BRAZIL- Brazil could produce its lowest rice crop in 25 years in the marketing year 2022/23 at 7 million metric tons (MMT), according to a Global Agricultural Information Network report from the Foreign Agricultural Service (FAS) of the US Department of Agriculture (USDA).
The USDA report attributes this low yield to a prolonged drought in Rio Grande do Sul, the major rice-producing state, and low profitability for farmers.
According to the report, farmers record minimal profits, pushing them to invest more in planting corn and soy, which yield better profits. As a result, Brazil’s rice area has decreased by almost 40 percent in the past decade, though improved yields have kept productivity relatively high.
Additionally, there has been a surge in fast food consumption among Brazilians as people seek convenience, reducing the local demand for rice and other grains.
Moreover, Brazilians mostly pair rice with beans, which require a long cooking time, prompting many Brazilians to reduce consumption of this meal in favor of shorter preparation times.
For MY 2023/24 (April 2024 – March 2025), the USDA report forecasts rice planted area at 1.38 million hectares (ha), a downward trend pushed further by high maintenance costs.
Additionally, the initial milled rice production forecast is 6.8 MMT of milled rice equivalent (MRE), an equivalent of 10.13 MMT of paddy rice, a 1.7 percent drop consistent with the decrease in planted area.
However, for MY 2023/24, there could be a slight increase in yield at 7.32 MT/ha, a 4.7 percent increase in productivity from the 2022/23 harvest.
According to the USDA initial forecast, rice exports for MY 2023/24 could reach 1.1 MT, thanks to continued interest in rice in international markets and the expectation of favorable grain prices.
However, the USDA decreased its estimate for rice exports for MY 2022/23 to 1 MMT based on the prediction of lower availability of rice in the domestic market, which will likely improve rice prices in internal trade.
Corn and wheat to post record harvests
Brazilian corn production will likely exceed expectations, with 22.8 million hectares (ha) expected to go to corn in MY 2023/24, a 1.3 percent increase in the current season as demand for corn domestically and internationally increases.
Post predicts that the favorable weather Brazil is enjoying could result in corn production of 133 MMT, up 6.4 percent from the current season estimate, with corn yield for MY 2023/24 set at 5.83 MT/ha.
“However, Brazil’s logistic burdens, lack of storage facilities, and transportation challenges methods, aligned with higher production costs, remain a hurdle that could hamper the country’s production numbers,” the USDA said.
Nevertheless, an expected increase in average international prices amid global supply chain disruptions pushes the corn export forecast for MY 2023/24 up 8% at 54 MMT.
Imports will likely reduce to 1.2 MMT in MY 2023/24 to more extensive national production.
For wheat, growing investment in technologies, including new resistant cultivars adapted to dry climates and more resistant to diseases, provide for record production numbers.
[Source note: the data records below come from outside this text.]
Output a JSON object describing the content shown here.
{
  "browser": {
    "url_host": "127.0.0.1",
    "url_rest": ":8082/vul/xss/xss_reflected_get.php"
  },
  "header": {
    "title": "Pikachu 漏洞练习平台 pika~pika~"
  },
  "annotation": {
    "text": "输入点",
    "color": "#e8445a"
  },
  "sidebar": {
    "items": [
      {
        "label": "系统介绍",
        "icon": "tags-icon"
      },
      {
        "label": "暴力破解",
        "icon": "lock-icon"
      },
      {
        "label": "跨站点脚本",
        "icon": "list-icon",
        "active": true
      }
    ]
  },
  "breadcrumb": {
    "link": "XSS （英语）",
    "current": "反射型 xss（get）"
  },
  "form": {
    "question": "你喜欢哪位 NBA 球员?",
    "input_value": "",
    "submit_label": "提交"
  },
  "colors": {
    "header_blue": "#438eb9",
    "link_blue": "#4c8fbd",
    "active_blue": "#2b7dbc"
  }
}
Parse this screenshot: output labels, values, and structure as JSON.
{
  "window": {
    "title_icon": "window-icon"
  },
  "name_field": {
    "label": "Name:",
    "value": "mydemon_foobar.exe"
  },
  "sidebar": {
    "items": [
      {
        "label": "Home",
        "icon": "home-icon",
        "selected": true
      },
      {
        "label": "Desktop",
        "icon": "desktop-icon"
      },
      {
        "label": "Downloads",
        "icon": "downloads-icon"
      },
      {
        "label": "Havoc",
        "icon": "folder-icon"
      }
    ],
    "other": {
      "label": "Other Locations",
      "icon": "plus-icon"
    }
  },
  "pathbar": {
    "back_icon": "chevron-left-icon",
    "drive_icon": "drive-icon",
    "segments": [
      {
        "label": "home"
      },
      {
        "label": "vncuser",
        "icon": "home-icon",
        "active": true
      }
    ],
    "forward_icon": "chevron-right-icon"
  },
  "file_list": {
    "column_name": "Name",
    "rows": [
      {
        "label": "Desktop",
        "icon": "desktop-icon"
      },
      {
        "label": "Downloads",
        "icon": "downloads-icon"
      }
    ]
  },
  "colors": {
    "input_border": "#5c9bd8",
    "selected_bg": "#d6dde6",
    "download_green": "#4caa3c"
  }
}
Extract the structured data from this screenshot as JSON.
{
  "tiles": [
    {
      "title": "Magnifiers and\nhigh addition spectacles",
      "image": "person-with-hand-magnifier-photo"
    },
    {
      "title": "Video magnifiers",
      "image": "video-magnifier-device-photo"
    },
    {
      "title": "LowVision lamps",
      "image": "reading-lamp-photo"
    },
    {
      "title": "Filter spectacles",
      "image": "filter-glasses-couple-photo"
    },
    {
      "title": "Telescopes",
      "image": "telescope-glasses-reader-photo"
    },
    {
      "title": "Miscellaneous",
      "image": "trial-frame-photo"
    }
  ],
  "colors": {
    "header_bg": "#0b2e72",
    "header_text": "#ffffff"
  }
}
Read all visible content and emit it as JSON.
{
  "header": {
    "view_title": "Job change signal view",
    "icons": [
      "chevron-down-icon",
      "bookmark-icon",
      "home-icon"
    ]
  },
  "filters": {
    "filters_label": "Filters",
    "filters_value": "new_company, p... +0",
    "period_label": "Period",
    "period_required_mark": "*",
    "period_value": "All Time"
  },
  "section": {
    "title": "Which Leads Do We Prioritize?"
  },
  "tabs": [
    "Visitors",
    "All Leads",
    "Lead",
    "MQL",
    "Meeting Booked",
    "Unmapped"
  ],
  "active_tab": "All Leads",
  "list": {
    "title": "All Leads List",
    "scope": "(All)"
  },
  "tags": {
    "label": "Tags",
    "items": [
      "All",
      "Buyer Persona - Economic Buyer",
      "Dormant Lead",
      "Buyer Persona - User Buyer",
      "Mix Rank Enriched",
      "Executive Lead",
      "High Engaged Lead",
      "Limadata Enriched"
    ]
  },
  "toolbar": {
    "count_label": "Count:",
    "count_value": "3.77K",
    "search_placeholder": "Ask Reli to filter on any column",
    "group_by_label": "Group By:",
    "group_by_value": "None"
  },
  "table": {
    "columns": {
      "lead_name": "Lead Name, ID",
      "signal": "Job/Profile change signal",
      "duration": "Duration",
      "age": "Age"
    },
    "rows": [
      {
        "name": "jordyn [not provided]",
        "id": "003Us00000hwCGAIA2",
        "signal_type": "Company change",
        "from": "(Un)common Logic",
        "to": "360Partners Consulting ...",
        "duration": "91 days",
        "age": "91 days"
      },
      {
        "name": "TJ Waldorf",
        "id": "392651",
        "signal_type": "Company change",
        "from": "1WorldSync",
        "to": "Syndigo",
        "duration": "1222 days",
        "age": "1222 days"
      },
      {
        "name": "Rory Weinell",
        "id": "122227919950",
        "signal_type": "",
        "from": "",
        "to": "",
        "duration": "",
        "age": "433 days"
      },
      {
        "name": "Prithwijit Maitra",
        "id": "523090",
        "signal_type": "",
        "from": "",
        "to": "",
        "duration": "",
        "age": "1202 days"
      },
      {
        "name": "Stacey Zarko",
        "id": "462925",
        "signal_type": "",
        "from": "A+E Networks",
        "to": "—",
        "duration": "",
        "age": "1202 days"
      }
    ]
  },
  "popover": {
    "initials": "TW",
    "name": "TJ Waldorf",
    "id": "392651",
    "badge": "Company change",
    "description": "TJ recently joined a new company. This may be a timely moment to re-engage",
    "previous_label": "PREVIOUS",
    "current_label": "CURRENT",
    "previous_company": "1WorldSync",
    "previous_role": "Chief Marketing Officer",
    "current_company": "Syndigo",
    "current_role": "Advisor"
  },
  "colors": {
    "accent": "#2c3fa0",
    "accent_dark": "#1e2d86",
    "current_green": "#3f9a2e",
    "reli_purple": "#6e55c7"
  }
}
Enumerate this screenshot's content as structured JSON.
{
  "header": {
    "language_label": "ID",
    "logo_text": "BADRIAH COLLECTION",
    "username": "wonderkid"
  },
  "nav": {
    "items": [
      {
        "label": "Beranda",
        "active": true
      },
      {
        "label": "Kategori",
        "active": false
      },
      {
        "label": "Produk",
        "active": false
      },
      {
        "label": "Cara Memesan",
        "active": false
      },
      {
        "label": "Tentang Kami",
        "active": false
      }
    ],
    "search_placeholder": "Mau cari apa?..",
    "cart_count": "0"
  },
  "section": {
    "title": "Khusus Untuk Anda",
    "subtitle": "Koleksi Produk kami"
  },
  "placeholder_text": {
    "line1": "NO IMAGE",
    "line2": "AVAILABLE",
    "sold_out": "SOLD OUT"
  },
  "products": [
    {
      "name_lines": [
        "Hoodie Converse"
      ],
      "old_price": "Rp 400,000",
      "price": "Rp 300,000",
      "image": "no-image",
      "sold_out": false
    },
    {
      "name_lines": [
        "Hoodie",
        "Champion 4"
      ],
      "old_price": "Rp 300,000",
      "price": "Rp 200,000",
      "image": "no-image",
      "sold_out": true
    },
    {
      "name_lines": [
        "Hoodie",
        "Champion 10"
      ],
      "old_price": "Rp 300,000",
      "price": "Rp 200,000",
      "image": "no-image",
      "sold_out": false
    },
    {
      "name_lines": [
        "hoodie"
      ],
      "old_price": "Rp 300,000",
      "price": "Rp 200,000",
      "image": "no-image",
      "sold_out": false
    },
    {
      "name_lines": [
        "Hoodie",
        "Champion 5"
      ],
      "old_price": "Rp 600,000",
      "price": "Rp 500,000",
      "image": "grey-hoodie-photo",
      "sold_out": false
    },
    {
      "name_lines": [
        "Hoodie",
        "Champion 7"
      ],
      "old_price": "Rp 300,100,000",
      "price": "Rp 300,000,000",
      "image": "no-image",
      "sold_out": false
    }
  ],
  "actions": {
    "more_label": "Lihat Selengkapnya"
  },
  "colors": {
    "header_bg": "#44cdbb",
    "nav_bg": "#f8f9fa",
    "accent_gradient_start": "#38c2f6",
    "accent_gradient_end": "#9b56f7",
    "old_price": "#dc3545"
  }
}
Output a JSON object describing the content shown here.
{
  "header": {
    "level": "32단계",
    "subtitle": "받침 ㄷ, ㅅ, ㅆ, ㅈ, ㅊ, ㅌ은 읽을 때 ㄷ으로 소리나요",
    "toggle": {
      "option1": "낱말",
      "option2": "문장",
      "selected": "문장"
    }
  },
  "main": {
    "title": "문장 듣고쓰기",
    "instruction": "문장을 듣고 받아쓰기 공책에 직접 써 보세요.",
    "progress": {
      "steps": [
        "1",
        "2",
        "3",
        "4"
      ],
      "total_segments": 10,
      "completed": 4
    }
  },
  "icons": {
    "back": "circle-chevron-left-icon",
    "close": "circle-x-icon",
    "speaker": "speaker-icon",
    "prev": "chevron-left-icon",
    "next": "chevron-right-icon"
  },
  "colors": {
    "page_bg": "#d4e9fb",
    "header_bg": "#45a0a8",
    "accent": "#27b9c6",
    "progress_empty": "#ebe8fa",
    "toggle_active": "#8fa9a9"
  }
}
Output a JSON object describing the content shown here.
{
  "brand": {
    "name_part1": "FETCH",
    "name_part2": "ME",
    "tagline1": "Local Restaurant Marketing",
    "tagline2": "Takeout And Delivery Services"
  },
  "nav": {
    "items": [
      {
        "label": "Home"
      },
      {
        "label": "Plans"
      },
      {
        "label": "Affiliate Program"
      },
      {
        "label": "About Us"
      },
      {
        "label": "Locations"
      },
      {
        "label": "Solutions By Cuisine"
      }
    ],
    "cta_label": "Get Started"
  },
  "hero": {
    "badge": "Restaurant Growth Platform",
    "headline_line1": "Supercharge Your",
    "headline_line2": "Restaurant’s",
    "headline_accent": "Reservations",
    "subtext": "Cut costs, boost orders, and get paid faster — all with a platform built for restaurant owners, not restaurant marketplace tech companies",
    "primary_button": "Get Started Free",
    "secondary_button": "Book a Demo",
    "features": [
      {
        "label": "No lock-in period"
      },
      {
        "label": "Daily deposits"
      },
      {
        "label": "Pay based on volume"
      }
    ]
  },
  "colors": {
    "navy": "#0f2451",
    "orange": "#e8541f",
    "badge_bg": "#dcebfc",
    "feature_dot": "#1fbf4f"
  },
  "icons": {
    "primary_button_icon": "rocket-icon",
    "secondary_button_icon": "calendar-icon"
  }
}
Post sets its initial forecasts for wheat planted area at 3.2 million hectares, roughly 3% higher than the previous season.
Additionally, the availability of idle land during the winter season is likely to inspire the planting of wheat in Brazil. Furthermore, the possibility of an increase in international demand for wheat, as drought affects the Argentine crop, the Russia-Ukraine war, and decreased production costs increase the optimism of Brazilian producers towards the 2023/24 wheat harvest.
Post sets its initial forecast for wheat export to 4MMT as the quality of the Brazilian wheat improves (featuring 12.5% protein content) and draws the interest of non-traditional markets, such as Bangladesh.